I need further help:

  1. I’d like to string a few references together like this (Jones, 2004; 2007; 2009) or (Martin, 2013; Maton, 2004). How do I get these references inside the same brackets?

  2. I couldn’t find a dissertation template on Windows 2010. Does a later MS suite have a dissertation template on Word?

  3. How do I keep my Cartesian planes and figures? My tables can be transferred into Scrivener but any other figure is completely lost. How might I go back and forth between Word and Scrivener and keep the images on my figures? I noticed that my arrows and shapes all disappear.

I’d appreciate any help anyone has to offer.

  1. Select several citations in Endnote. Then Copy. Now paste into your text. Endnote will put all the copied citations into a single bracketted raw citation for you (and you will also then be able to see just how it like to see them so you could also do the same manually in a pinch).

  2. I am sure that MS dissertation template came from the OP’s university. Dissertation format is very finnicky and will likely differ from institution to institution. Check with the dissertation mavens at your own school to see if they offer a custom MS template.

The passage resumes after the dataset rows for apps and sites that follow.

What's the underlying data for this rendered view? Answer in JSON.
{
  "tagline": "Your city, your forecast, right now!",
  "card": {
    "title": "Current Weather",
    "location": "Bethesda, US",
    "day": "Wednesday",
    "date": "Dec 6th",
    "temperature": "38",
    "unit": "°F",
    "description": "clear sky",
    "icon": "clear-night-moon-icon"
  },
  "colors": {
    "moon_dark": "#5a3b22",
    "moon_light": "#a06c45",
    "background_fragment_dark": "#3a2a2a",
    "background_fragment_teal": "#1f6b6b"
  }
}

I have been an Endnote user since version 1 and did not know about the @ trick. Nice.